2Respondents were asked, "How would you describe the crime level in the area(s) in which your students live?" Response options included "high level of crime," "moderate level of crime," "low level of crime," and "students come from areas with very different levels of crime."
3Student-to-FTE ratio was calculated by dividing the total number of students enrolled in the school by the total number of full-time-equivalent teachers and aides. The total number of full-time-equivalent teachers and aides is a combination of the full-time and part-time teachers and aides, including special education teachers and aides, with an adjustment to compensate for the part-time status.
4Respondents were asked, "How many classroom changes do most students make in a typical day?" Responses exclude morning arrival and afternoon departure.
5Respondents were asked, "During the 2009–10 school year, did you have any security guards, security personnel, or sworn law enforcement officers present at your school at least once a week?"
6Serious discipline problems include student racial/ethnic tensions, student bullying, student sexual harassment of other students, student verbal abuse of teachers, widespread disorder in classrooms, student acts of disrespect for teachers other than verbal abuse, gang activities, and cult or extremist group activities. If a respondent reported that any of these problems occurred daily or weekly in their school, each was counted once in the total number of serious discipline problems.
7Transfers as a percentage of enrollment combines the number of students who were transferred to a school and the number of students who were transferred from a school divided by the total number of students enrolled in the school.

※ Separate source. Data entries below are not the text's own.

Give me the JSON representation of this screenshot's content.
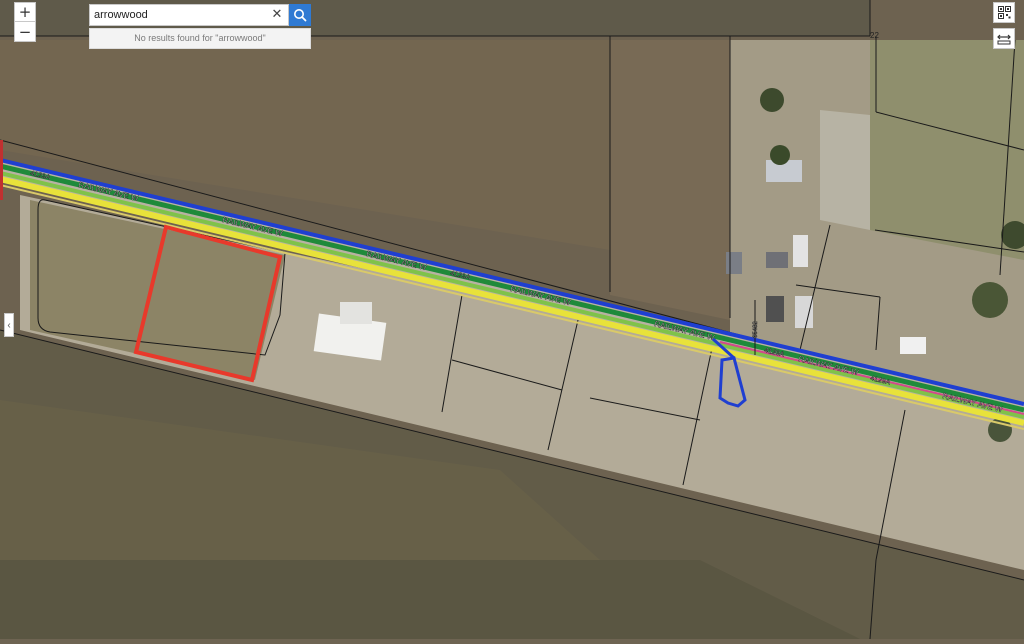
{
  "search": {
    "value": "arrowwood",
    "placeholder": "",
    "no_results": "No results found for \"arrowwood\""
  },
  "controls": {
    "zoom_in": "+",
    "zoom_out": "−",
    "clear": "✕",
    "collapse": "‹"
  },
  "map": {
    "labels": {
      "railway_1": "RAILWAY AVE W",
      "railway_2": "RAILWAY AVE W",
      "railway_3": "RAILWAY AVE W",
      "railway_4": "RAILWAY AVE W",
      "railway_5": "RAILWAY AVE W",
      "railway_6": "RAILWAY AVE W",
      "railway_7": "RAILWAY AVE W",
      "route_1": "4129A",
      "route_2": "4129A",
      "route_3": "4129A",
      "route_4": "4129A",
      "side_road": "65482",
      "parcel_num": "22"
    },
    "colors": {
      "highlight": "#e8392b",
      "road_blue": "#1f3fd1",
      "road_green": "#1f8a3a",
      "road_yellow": "#e8e23a",
      "marker": "#1f3fd1"
    }
  }
}
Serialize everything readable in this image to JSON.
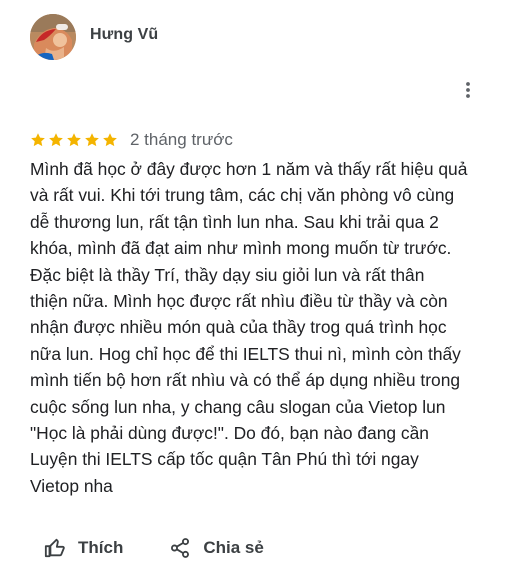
{
  "review": {
    "author": "Hưng Vũ",
    "rating": 5,
    "time": "2 tháng trước",
    "text": "Mình đã học ở đây được hơn 1 năm và thấy rất hiệu quả\nvà rất vui. Khi tới trung tâm, các chị văn phòng vô cùng\ndễ thương lun, rất tận tình lun nha. Sau khi trải qua 2\nkhóa, mình đã đạt aim như mình mong muốn từ trước.\nĐặc biệt là thầy Trí, thầy dạy siu giỏi lun và rất thân\nthiện nữa. Mình học được rất nhìu điều từ thầy và còn\nnhận được nhiều món quà của thầy trog quá trình học\nnữa lun. Hog chỉ học để thi IELTS thui nì, mình còn thấy\nmình tiến bộ hơn rất nhìu và có thể áp dụng nhiều trong\ncuộc sống lun nha, y chang câu slogan của Vietop lun\n\"Học là phải dùng được!\". Do đó, bạn nào đang cần\nLuyện thi IELTS cấp tốc quận Tân Phú thì tới ngay\nVietop nha"
  },
  "actions": {
    "like_label": "Thích",
    "share_label": "Chia sẻ"
  },
  "icons": {
    "star": "star-icon",
    "more": "more-vert-icon",
    "like": "thumb-up-icon",
    "share": "share-icon"
  },
  "colors": {
    "star": "#f4b400",
    "text": "#202124",
    "secondary_text": "#5f6368",
    "icon": "#3c4043"
  }
}
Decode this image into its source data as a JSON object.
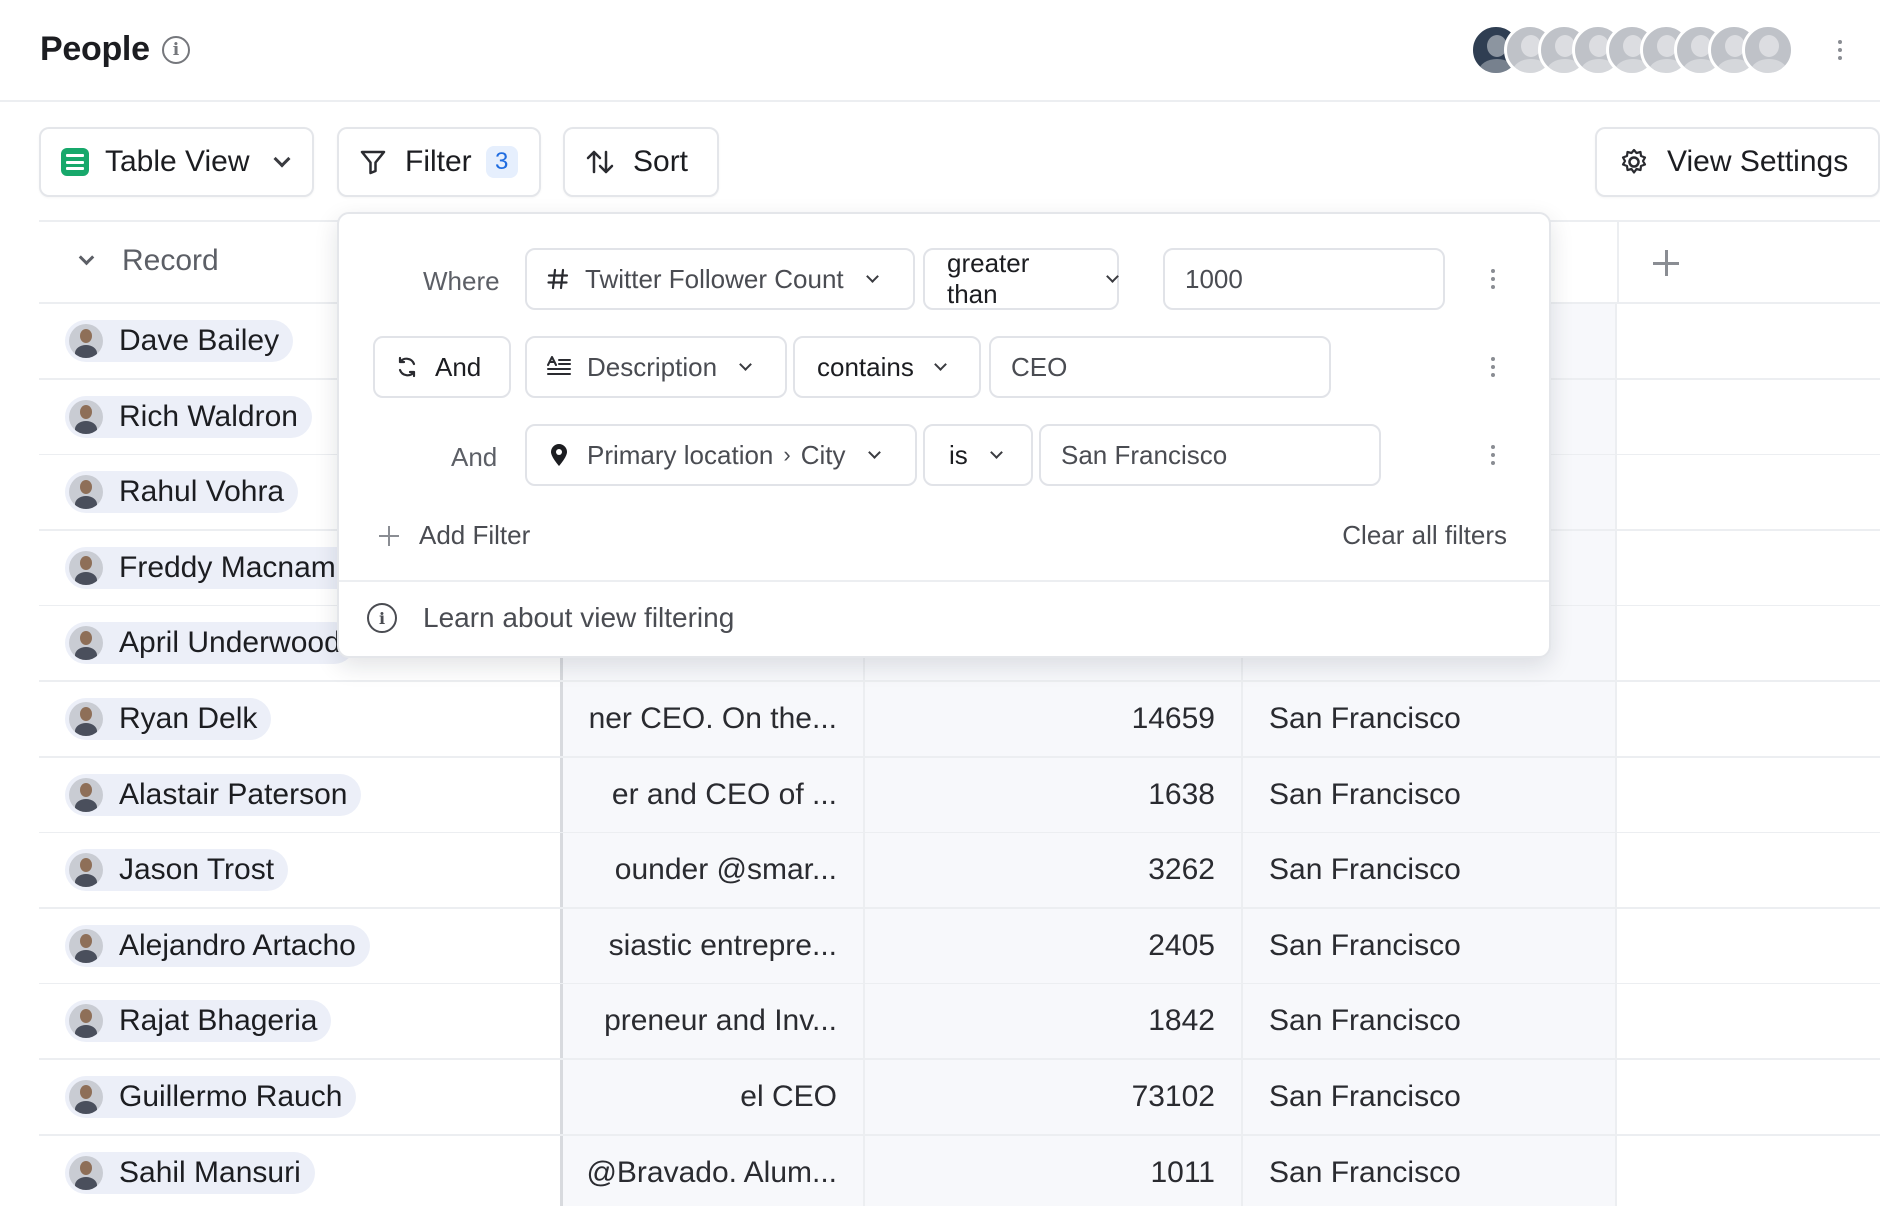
{
  "header": {
    "title": "People",
    "info_icon": "info-icon",
    "avatar_count": 9,
    "more_icon": "more-vertical-icon"
  },
  "toolbar": {
    "table_view_label": "Table View",
    "filter_label": "Filter",
    "filter_count": "3",
    "sort_label": "Sort",
    "view_settings_label": "View Settings"
  },
  "table": {
    "record_header": "Record",
    "rows": [
      {
        "name": "Dave Bailey",
        "desc": "",
        "count": "",
        "city": ""
      },
      {
        "name": "Rich Waldron",
        "desc": "",
        "count": "",
        "city": ""
      },
      {
        "name": "Rahul Vohra",
        "desc": "",
        "count": "",
        "city": ""
      },
      {
        "name": "Freddy Macnamara",
        "desc": "",
        "count": "",
        "city": ""
      },
      {
        "name": "April Underwood",
        "desc": "",
        "count": "",
        "city": ""
      },
      {
        "name": "Ryan Delk",
        "desc": "ner CEO. On the...",
        "count": "14659",
        "city": "San Francisco"
      },
      {
        "name": "Alastair Paterson",
        "desc": "er and CEO of ...",
        "count": "1638",
        "city": "San Francisco"
      },
      {
        "name": "Jason Trost",
        "desc": "ounder @smar...",
        "count": "3262",
        "city": "San Francisco"
      },
      {
        "name": "Alejandro Artacho",
        "desc": "siastic entrepre...",
        "count": "2405",
        "city": "San Francisco"
      },
      {
        "name": "Rajat Bhageria",
        "desc": "preneur and Inv...",
        "count": "1842",
        "city": "San Francisco"
      },
      {
        "name": "Guillermo Rauch",
        "desc": "el CEO",
        "count": "73102",
        "city": "San Francisco"
      },
      {
        "name": "Sahil Mansuri",
        "desc": "@Bravado. Alum...",
        "count": "1011",
        "city": "San Francisco"
      }
    ]
  },
  "filter_panel": {
    "filters": [
      {
        "conjunction": "Where",
        "field": "Twitter Follower Count",
        "field_icon": "hash-icon",
        "operator": "greater than",
        "value": "1000"
      },
      {
        "conjunction": "And",
        "field": "Description",
        "field_icon": "text-lines-icon",
        "operator": "contains",
        "value": "CEO"
      },
      {
        "conjunction": "And",
        "field": "Primary location",
        "field_sub": "City",
        "field_icon": "location-pin-icon",
        "operator": "is",
        "value": "San Francisco"
      }
    ],
    "add_filter_label": "Add Filter",
    "clear_all_label": "Clear all filters",
    "learn_label": "Learn about view filtering"
  },
  "colors": {
    "accent_blue": "#1f6ce0",
    "table_view_green": "#17a86b",
    "chip_bg": "#eceff8"
  }
}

8Violent incidents include rape or attempted rape, sexual battery other than rape, physical attack or fight with or without a weapon, threat of physical attack with or without a weapon, and robbery with or without a weapon.
NOTE: "At school" was defined for respondents to include activities happening in school buildings, on school grounds, on school buses, and at places that hold school-sponsored events or activities. Detail may not sum to totals because of rounding. Responses were provided by the principal or the person most knowledgeable about crime and safety issues at the school.
SOURCE: U.S. Department of Education, Institute of Education Sciences, National Center for Education Statistics (NCES), 2009–10 School Survey on Crime and Safety (SSOCS).